As promised, here is Jon’s completed table runner using the Daisy Garden panel. When you first look at the Daisy Garden panel, most people would look at it and see placemats and coasters. We tried to turn this into something else and it goes to show what can be done when you think outside the box and rearrange a panel.

Jon took each element of the panel and rearranged it to create a decent sized table runner. He started by cutting out each square and rectangle adding on a ½“ seam allowance around each piece, he laid them out to make a long rectangle design. Flying geese where added to compliment the design and bring out the reds in the patterns to make this a feature and just simply put borders around each one. It was so simple to do and great fun to quilt. With all the flowers and butterflies in the designs it was great fun to quilt around these to make each one really pop. You can really go to town with this when quilting or keep it simple. Jon decided to free motion machine quilt the runner along the beige sashing. To finish it off he used a dark aqua binding to match the colours in the daisy garden collection.

Here is a list of all the fabrics Jon used to finish his project:

·         Red: Moda Basic- Avalon 2019924

·         Dark aqua: Moda Marble- 9806

·         Beige: Makower Spraytime- 2800 Q03

·         Daisy Garden Panel – currently on sale!!

 

Click here to see the whole Daisy Garden collection. 

Fabric Friday!

It may be cold outside but Spring will soon be on its way and the Daisy Garden collection is perfect for any project at this time of year. It’s bold floral print compliments the soft blues, yellows and greens, giving the fabrics a country cottage theme. The daisies sit alongside butterflies but have subtle hints of geometric patterns both in the panel and the rest of the fabrics.

There is so much you can do with a collection like this; at the moment Jon is working on a table runner using the panel. Sticking with the dining theme, you could cut out the individual squares and rectangles for place mats and coasters, perfect for dressing up the garden table for outdoor lunches in the warmer months.

If you are fairly new to patchwork and quilting, panels are a great place to start; cutting out individual pieces of the panel allows you to try out your new skills on a small and simple projects. Want to try something a bit bigger? You could keep the panel in one piece and turn it into a small quilt by adding borders. But if you are feeling really ambitious you could cut out and rearrange the individual pieces of the panel to make a much larger quilt or a table runner just like Jon!

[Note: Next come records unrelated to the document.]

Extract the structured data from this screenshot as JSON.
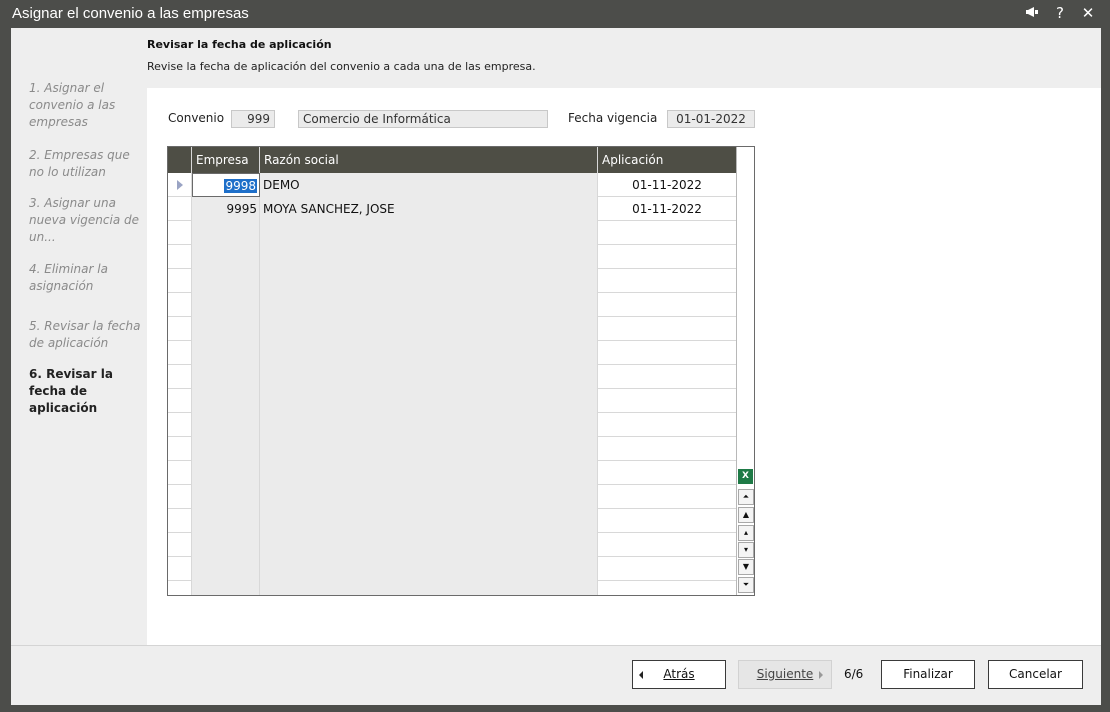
{
  "window": {
    "title": "Asignar el convenio a las empresas"
  },
  "header": {
    "title": "Revisar la fecha de aplicación",
    "description": "Revise la fecha de aplicación del convenio a cada una de las empresa."
  },
  "steps": [
    "1. Asignar el convenio a las empresas",
    "2. Empresas que no lo utilizan",
    "3. Asignar una nueva vigencia de un...",
    "4. Eliminar la asignación",
    "5. Revisar la fecha de aplicación",
    "6. Revisar la fecha de aplicación"
  ],
  "form": {
    "convenio_label": "Convenio",
    "convenio_code": "999",
    "convenio_name": "Comercio de Informática",
    "fecha_label": "Fecha vigencia",
    "fecha_value": "01-01-2022"
  },
  "grid": {
    "columns": [
      "Empresa",
      "Razón social",
      "Aplicación"
    ],
    "rows": [
      {
        "empresa": "9998",
        "razon": "DEMO",
        "aplicacion": "01-11-2022"
      },
      {
        "empresa": "9995",
        "razon": "MOYA SANCHEZ, JOSE",
        "aplicacion": "01-11-2022"
      }
    ],
    "excel_label": "X"
  },
  "footer": {
    "back_label": "Atrás",
    "next_label": "Siguiente",
    "counter": "6/6",
    "finish_label": "Finalizar",
    "cancel_label": "Cancelar"
  }
}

Patchwork with panels is easy; if you are still unsure then why not join one of our beginners classes. If you want to follow the theme of Daisy Garden and create something homely you could join Geraldine for her sewing for beginner’s day in February where she can help you out with any small home furnishing project.

Interested in a classes but don’t know which ones to do? Come along to our exhibition on Saturday 10th January, 10am-4.30pm. Students from all our 2014 classes will be displaying their work; you can talk to the students about their experience and staff and will be on hand to discuss all the courses we have to offer this year. Light refreshments will be being served at the event thanks to O for Coffee. Of course you are welcome to stay for the whole day and enjoy lunch in O for Coffee and grab a bargain in our winter sale!

To see the full Daisy Garden collection click here.

Browse our full list of courses by clicking here.